INFORMATION GIVEN:
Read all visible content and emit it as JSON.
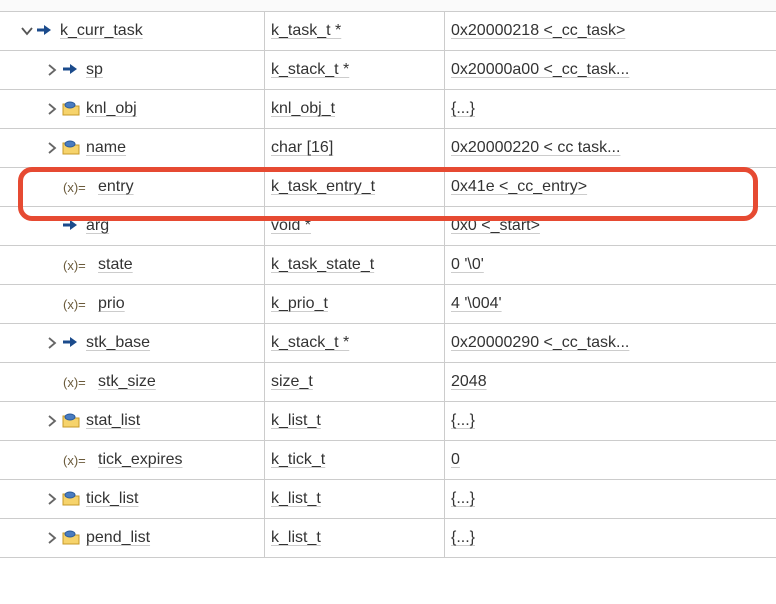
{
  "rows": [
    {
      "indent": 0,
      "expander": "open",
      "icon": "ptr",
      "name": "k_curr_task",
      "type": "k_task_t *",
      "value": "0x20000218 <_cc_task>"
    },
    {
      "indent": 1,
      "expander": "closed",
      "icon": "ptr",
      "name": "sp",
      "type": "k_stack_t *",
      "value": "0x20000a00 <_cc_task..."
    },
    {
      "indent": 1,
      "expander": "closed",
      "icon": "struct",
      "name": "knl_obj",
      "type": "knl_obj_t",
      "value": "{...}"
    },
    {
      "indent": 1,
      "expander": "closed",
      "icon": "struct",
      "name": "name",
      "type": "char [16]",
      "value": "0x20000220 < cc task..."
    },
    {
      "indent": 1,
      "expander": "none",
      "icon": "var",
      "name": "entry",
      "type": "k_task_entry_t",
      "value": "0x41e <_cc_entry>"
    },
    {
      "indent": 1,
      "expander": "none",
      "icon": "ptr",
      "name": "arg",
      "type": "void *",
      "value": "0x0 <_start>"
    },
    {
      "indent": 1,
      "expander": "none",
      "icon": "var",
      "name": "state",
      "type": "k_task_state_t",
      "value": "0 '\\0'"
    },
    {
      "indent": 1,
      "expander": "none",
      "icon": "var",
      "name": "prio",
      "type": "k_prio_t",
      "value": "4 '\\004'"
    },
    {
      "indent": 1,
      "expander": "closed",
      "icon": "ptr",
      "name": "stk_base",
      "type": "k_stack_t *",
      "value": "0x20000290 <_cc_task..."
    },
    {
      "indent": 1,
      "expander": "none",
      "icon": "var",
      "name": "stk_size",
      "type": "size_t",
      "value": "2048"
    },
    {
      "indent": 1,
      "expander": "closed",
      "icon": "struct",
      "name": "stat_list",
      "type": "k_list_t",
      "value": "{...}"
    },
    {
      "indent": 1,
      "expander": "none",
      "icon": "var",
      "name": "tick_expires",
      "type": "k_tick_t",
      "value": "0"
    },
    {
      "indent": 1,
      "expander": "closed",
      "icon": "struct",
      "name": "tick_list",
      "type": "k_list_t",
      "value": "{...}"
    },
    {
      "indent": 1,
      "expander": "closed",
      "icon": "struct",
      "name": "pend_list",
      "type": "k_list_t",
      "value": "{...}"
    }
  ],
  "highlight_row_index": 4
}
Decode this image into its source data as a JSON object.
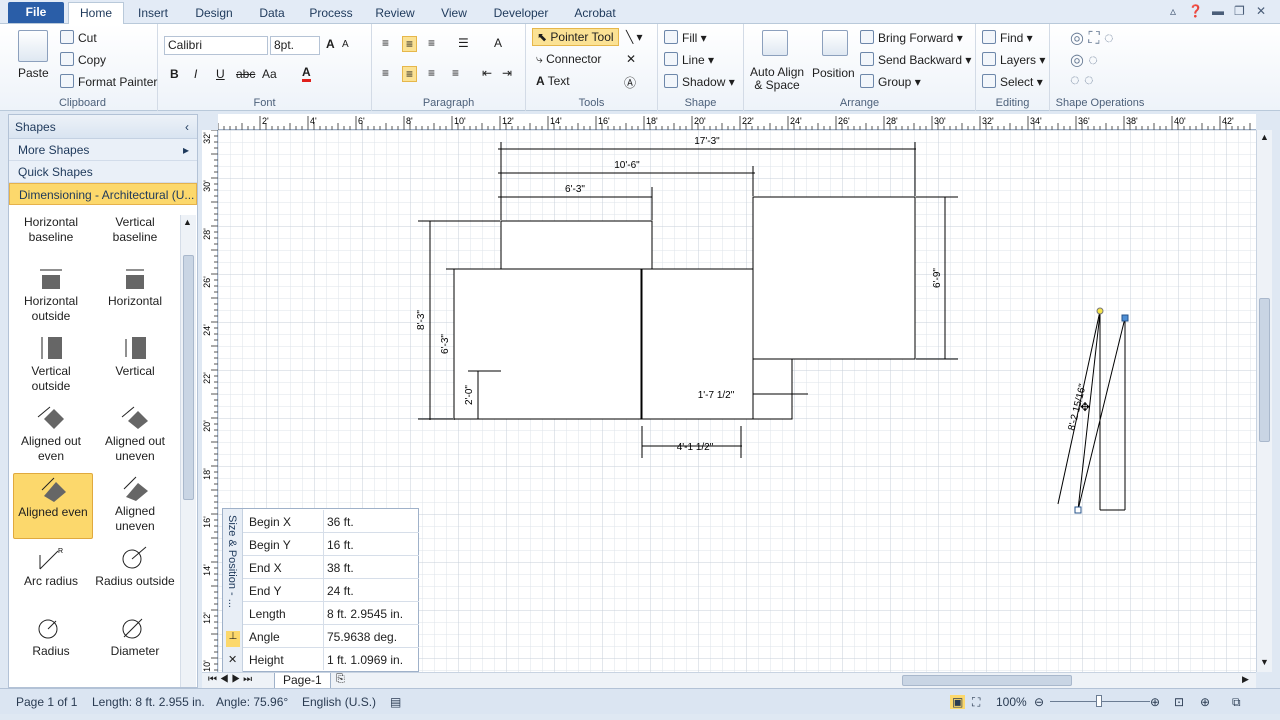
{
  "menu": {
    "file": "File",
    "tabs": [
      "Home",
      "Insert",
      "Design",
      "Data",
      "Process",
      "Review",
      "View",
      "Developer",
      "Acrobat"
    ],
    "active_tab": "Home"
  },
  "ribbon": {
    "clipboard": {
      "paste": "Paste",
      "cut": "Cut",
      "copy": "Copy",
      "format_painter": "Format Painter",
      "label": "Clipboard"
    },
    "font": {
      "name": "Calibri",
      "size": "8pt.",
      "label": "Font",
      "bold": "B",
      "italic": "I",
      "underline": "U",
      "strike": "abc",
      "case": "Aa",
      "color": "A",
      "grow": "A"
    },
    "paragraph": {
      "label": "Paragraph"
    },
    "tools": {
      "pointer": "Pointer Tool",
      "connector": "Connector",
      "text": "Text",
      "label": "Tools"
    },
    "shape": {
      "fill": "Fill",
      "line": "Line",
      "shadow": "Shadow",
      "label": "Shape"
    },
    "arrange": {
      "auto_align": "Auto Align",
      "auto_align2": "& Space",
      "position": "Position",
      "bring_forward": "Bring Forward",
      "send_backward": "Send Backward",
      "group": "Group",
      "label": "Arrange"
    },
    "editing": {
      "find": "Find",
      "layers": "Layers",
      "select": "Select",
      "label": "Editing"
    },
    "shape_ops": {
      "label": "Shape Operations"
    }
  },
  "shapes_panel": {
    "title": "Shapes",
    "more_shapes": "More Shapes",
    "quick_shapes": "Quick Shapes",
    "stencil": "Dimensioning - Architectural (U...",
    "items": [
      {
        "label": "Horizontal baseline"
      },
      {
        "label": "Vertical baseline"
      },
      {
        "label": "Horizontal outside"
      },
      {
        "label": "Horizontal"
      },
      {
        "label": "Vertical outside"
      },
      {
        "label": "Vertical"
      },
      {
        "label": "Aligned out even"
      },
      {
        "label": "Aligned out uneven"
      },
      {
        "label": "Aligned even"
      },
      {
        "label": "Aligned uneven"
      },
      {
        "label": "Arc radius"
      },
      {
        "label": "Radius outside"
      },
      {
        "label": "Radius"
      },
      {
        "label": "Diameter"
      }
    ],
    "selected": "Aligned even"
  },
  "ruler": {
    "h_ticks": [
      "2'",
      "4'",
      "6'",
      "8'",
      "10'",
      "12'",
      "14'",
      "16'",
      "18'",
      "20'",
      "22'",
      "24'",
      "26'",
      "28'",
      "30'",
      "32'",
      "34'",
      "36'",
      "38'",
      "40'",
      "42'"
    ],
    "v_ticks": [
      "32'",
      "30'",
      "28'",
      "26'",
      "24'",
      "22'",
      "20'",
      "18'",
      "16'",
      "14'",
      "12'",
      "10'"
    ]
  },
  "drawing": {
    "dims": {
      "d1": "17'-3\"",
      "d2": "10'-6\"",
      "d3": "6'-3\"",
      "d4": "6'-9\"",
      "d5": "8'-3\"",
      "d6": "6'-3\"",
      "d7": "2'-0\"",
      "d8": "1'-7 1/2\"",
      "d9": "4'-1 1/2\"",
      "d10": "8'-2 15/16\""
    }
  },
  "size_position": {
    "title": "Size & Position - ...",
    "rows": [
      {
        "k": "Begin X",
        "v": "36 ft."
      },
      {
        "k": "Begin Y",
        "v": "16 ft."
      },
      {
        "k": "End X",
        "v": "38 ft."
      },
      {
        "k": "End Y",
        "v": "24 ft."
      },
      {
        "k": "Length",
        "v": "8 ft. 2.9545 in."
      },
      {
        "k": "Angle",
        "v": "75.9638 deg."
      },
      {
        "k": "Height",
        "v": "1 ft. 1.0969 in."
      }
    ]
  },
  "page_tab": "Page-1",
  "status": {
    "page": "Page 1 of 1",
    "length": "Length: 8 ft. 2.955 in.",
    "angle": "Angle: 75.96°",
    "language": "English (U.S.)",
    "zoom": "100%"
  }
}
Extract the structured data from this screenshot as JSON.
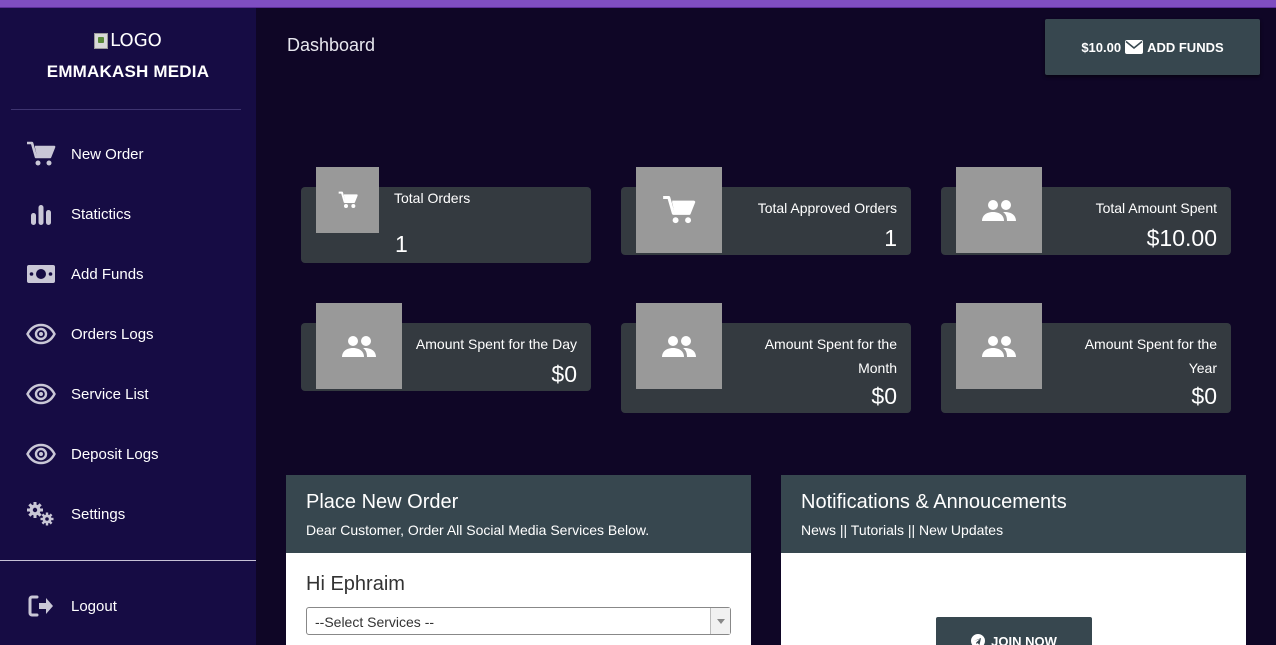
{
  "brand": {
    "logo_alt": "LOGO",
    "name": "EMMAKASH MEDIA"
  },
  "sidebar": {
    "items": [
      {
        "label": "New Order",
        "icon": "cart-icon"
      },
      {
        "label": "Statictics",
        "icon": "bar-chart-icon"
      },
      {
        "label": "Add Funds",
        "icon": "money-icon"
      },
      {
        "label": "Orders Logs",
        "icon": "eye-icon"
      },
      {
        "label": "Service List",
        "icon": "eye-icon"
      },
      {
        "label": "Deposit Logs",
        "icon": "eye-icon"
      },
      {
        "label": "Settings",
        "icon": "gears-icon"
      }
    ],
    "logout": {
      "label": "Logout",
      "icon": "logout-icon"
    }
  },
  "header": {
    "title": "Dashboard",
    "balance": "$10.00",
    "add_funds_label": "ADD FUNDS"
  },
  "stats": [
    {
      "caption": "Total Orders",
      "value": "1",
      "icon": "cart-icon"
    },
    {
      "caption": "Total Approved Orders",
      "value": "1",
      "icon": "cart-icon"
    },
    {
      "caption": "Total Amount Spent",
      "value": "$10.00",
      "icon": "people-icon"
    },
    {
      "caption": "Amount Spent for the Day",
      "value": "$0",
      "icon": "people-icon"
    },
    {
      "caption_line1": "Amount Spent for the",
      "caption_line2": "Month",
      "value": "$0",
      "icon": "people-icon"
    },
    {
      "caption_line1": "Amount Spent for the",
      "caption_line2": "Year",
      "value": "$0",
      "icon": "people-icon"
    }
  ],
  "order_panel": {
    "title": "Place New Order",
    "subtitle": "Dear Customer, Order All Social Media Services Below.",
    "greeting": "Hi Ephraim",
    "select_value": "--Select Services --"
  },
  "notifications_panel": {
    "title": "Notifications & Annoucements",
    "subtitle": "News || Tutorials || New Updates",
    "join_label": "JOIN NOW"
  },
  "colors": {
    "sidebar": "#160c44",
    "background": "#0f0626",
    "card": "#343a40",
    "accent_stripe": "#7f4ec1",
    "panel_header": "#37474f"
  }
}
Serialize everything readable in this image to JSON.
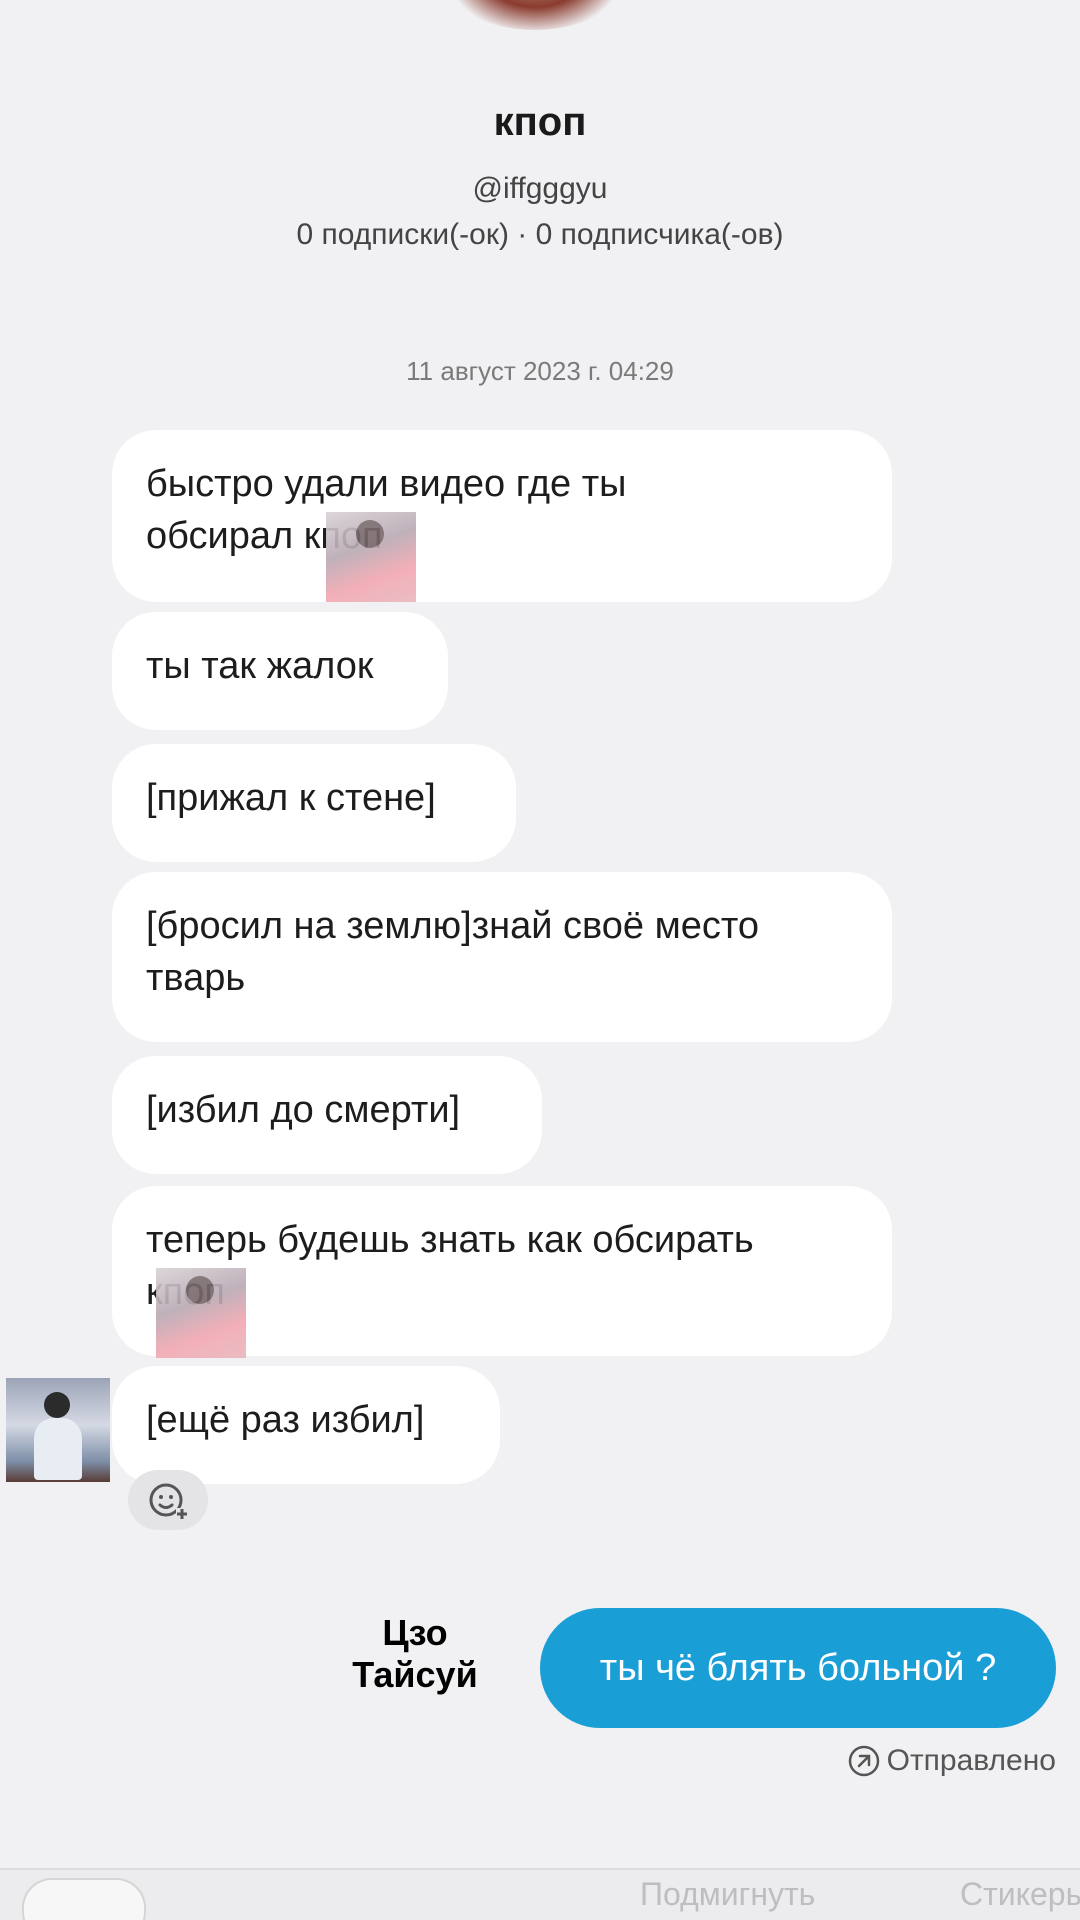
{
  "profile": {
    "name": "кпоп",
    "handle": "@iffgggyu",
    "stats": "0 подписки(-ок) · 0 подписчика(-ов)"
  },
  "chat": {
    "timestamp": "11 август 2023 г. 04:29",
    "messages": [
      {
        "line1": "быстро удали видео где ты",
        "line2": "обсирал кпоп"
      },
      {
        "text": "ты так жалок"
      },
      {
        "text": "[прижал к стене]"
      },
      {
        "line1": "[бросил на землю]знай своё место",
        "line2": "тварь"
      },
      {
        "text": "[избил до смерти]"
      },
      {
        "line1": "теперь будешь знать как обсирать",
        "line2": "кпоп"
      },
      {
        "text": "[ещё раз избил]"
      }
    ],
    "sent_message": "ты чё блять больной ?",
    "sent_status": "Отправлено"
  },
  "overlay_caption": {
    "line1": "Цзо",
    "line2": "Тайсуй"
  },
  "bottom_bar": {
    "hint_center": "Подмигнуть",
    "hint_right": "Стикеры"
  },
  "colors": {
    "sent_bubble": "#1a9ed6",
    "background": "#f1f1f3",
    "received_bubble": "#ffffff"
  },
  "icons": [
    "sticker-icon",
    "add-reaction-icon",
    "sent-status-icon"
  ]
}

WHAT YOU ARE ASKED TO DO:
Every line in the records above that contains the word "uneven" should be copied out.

EXPECTED ANSWER:
        "label": "Aligned out uneven"
        "label": "Aligned uneven"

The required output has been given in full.